Russia, one of the world’s top wheat exporters, will harvest its third-largest grain crop in post-Soviet history this year, according to a leading Russian consultancy. Farmers have managed to reap a large crop despite unfavorable weather last autumn, a weakening ruble, which inflated their costs, and government regulation, which has periodically curbed wheat exports since late 2014. The ruble has been hit by low oil prices and Western sanctions imposed over Moscow since 2014. It has been also volatile against the dollar in the last few days, prompting some farmers to put sales of their wheat on hold. SovEcon has increased its forecast for Russia’s wheat to 61.3 million tons from 59.5 million.
China is seeking to boost rice production to meet increasing domestic consumption demand but is facing severe challenges due to the problems posed by soil and water pollution coupled with the problem created by rapid conversion of farmland to industrial use. According to sources, china produces 12 million tons of heavy metal contaminated rice worth 3.2 billion USD annually. High levels of cadmium has also been found in rice grown in some provinces. Though China is taking all possible measures to address its soil and water problems, its import of rice is steadily on the increase.

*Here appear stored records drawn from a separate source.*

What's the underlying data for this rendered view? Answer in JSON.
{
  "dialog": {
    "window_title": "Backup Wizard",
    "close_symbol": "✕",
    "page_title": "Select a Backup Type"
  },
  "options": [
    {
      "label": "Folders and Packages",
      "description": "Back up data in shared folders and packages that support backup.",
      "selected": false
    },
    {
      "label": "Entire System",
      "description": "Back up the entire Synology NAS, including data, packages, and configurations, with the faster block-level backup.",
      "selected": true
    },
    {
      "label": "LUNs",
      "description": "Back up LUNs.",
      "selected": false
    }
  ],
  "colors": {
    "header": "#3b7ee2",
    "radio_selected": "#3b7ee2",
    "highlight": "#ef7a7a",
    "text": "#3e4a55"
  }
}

Unofficial imports are rising due to the vast difference in domestic and international prices.